In One Up on Wall Street, there’s a chapter dedicated to six types of Stocks to Avoid. Today I wanted to look at what Lynch calls Diworseifications.
You bought what?
In case it isn’t obvious this is a play on words for diversification’s. These are companies whose managers find share buybacks or dividends boring. Instead of returning capital to shareholders they like to seek out businesses unrelated to their own and buy them at inflated prices. Their hope is that it will grow earnings. The more common result? Earnings shrinkage.
Lynch has several examples of this phenomenon. One of my favourites is Gillette.
In the late 70’s when everything digital was cool, Gillette thought it was a good idea to diversify into watches. From that came the unsuccessful Reflex. As Lynch says, “It’s the only time in my memory when a major company explained how it got out of a losing business before anybody realized it had gotten into the business in the first place.”
Besides Gillette, Lynch discusses Mobil Oil. Through an acquisition of another diversified company it became an owner of a retail business and a company called Container Corporation. They later sold it for a fraction of what they paid. As a consequence, Mobil’s share price increased by only 10% throughout the 80’s whereas its peer, Exxon, doubled.

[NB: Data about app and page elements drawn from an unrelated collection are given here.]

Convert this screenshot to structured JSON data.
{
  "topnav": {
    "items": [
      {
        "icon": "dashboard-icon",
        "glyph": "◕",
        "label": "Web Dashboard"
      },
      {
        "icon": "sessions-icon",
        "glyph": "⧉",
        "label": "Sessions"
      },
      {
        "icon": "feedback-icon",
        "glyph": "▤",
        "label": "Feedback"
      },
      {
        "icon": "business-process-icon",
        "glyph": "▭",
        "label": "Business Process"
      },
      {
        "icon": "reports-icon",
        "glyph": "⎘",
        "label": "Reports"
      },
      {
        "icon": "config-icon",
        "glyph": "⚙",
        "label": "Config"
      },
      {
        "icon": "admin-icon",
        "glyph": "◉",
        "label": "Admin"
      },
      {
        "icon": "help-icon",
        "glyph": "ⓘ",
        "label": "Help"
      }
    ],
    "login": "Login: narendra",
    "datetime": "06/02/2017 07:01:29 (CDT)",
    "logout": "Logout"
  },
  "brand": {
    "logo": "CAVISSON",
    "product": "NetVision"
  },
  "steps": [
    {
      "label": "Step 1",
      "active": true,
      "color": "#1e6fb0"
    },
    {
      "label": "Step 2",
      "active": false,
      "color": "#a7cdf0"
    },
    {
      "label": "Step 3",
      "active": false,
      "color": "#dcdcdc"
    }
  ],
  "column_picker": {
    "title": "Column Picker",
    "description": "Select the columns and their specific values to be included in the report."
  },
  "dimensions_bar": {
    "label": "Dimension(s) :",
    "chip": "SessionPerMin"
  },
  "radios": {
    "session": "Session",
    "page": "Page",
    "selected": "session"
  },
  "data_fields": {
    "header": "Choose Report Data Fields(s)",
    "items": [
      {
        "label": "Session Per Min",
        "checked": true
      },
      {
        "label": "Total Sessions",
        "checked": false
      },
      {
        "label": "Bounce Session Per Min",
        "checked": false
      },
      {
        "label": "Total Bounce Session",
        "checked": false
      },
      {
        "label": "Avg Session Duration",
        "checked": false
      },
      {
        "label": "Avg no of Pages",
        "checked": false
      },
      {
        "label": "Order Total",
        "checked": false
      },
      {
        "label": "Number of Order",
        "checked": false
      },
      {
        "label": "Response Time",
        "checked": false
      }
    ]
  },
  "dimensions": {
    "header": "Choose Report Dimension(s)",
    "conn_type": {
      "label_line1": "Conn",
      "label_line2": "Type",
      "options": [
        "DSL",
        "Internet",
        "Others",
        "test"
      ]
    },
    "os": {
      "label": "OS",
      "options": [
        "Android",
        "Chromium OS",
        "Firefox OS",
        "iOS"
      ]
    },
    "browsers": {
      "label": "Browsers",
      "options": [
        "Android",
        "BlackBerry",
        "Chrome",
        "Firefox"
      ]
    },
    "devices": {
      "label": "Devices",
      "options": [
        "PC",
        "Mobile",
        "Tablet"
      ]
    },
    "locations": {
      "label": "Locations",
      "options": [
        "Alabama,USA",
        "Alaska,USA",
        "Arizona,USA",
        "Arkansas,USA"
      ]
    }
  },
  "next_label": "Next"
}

However, diversification isn’t always bad. Berkshire-Hathaway is an incredibly successful diversified company. There are others but as a general rule, it’s best to be wary of diversification’s.
One company that I’m watching to see how its diversification plays out is NetEase. Regulations have forced it to purchase video game producers outside of China. I’ll be interested to see if this strategy works to continue what’s been a historically strong earnings performer.
In future posts I’ll continue to look at Lynch’s advice on Stocks to Avoid. Also, I’ve finally finished reading the Nick Sleep letters which if you haven’t read are rich with investing wisdom. I’m writing a summary. Stay tuned.